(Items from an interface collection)
-- Opening Marker --

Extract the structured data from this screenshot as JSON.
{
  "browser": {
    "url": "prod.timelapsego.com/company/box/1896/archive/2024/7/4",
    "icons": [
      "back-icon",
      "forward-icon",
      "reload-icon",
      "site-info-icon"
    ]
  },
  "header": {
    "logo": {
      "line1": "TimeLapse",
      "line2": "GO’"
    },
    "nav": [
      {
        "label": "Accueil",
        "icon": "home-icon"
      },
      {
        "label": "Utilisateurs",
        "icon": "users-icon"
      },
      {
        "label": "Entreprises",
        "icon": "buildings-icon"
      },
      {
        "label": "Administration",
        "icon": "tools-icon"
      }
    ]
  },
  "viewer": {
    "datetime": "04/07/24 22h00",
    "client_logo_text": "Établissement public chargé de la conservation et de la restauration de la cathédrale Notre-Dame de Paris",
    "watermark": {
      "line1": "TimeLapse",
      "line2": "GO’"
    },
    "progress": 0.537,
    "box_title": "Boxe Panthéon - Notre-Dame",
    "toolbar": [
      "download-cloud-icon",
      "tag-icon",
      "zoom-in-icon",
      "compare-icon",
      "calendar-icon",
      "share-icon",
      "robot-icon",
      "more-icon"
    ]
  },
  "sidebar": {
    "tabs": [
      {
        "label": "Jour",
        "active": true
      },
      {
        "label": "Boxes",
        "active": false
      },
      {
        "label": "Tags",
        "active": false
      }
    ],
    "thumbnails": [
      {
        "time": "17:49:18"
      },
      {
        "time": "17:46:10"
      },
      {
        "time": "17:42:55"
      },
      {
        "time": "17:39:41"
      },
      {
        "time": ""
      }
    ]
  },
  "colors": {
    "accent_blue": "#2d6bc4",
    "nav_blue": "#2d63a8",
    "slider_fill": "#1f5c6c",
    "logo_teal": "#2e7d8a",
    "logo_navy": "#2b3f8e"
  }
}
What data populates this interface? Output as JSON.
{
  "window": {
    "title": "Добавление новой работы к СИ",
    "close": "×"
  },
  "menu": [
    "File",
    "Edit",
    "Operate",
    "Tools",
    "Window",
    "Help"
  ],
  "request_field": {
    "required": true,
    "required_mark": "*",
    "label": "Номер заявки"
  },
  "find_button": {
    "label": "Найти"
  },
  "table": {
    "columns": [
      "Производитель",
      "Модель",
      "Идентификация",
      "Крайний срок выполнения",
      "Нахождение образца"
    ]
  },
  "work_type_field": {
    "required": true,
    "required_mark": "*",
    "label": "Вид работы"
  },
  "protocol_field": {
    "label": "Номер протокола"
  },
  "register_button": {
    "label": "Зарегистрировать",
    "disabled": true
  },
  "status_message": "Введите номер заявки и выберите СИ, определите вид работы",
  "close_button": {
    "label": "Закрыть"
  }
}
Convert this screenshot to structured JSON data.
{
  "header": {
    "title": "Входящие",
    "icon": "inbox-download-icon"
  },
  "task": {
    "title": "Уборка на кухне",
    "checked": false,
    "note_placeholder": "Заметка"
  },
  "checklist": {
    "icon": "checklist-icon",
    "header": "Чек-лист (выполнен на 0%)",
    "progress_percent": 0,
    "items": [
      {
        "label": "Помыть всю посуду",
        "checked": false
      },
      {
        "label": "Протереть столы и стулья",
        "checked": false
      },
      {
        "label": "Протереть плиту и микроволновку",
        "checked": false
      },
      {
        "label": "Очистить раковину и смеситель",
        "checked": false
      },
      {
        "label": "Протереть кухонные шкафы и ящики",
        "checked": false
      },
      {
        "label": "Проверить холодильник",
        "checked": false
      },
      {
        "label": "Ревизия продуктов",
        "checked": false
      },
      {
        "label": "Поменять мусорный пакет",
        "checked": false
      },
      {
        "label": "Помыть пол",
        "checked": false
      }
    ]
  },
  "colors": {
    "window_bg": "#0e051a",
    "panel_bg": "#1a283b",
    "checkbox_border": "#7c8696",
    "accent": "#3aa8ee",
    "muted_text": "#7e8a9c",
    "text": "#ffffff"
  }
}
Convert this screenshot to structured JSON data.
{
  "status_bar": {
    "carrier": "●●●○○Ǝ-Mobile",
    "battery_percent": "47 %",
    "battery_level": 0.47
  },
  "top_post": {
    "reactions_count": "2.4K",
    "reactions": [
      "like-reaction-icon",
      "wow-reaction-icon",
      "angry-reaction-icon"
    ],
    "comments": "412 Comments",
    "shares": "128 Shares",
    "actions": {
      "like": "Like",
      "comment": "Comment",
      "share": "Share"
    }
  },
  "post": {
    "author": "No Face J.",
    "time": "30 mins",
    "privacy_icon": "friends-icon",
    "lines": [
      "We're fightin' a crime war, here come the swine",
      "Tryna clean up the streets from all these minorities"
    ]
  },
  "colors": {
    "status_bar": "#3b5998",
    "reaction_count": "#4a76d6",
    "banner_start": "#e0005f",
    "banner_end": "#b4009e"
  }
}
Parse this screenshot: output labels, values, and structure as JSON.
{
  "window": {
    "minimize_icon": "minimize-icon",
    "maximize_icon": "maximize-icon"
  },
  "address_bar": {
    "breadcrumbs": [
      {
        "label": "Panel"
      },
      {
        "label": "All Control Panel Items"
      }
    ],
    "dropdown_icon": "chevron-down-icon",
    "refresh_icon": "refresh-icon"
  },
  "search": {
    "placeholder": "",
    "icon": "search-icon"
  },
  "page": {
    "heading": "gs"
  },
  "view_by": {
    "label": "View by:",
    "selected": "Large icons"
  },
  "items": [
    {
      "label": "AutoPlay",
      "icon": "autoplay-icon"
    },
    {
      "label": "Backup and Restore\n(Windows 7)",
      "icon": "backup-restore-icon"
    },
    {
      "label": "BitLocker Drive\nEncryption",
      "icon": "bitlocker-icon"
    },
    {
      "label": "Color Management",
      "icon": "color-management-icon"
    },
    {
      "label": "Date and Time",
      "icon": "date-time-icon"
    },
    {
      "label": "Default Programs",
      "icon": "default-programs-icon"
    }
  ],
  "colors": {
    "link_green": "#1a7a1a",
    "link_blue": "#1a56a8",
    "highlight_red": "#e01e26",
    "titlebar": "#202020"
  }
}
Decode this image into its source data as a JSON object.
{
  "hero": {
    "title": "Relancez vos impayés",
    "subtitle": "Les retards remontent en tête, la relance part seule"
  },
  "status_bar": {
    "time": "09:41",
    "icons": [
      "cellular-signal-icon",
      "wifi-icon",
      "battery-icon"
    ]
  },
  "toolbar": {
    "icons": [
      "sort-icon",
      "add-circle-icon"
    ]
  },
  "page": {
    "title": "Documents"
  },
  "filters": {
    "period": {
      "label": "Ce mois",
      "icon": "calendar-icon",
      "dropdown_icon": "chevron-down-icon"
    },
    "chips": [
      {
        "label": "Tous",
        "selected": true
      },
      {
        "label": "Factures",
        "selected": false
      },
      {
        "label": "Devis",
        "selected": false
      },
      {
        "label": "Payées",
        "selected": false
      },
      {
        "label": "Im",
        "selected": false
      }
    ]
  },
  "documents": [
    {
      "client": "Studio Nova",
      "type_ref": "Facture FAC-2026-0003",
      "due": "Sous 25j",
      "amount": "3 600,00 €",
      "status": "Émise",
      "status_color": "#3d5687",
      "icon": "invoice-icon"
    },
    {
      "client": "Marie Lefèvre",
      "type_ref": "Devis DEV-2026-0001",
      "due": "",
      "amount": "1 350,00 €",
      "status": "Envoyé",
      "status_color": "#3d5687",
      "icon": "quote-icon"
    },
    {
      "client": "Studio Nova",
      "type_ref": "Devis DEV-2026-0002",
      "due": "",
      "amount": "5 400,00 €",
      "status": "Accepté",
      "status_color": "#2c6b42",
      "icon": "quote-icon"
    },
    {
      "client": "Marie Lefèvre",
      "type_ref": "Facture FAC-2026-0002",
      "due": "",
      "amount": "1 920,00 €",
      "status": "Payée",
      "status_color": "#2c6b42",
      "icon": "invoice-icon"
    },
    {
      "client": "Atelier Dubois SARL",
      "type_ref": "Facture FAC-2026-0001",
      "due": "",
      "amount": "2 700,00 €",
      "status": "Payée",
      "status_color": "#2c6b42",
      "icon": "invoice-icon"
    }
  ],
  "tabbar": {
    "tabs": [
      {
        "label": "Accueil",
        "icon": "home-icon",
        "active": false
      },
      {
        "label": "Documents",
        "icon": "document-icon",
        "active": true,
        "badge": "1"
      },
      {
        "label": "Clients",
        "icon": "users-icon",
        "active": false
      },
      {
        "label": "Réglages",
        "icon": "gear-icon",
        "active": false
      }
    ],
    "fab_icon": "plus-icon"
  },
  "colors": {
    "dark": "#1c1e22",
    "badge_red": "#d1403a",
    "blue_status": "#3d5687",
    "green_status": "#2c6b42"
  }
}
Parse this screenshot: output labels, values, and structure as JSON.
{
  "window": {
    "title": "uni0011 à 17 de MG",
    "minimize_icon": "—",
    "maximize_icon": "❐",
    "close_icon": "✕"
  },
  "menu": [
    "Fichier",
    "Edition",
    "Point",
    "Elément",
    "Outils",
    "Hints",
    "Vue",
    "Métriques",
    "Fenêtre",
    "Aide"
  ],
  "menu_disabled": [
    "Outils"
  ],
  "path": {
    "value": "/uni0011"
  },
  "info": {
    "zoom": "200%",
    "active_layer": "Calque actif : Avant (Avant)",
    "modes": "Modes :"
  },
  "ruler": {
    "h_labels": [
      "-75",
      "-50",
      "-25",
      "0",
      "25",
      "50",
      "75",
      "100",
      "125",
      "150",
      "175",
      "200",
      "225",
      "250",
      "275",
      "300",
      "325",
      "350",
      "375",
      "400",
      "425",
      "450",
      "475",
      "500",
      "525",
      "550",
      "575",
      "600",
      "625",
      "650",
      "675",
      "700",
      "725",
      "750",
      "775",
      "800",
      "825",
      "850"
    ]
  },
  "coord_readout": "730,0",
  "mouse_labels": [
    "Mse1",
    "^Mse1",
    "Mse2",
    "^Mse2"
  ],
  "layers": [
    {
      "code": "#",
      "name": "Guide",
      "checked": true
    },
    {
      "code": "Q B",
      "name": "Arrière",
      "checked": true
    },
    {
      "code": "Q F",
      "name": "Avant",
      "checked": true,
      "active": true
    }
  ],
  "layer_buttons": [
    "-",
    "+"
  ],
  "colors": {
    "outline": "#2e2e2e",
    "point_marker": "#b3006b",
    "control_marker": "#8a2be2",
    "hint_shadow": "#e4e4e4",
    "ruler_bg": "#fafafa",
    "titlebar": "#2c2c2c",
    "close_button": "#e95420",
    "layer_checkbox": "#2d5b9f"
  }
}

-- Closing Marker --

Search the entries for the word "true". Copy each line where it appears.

        "active": true
    "required": true,
    "required": true,
    "disabled": true
        "selected": true
        "active": true,
      "checked": true
      "checked": true
      "checked": true,
      "active": true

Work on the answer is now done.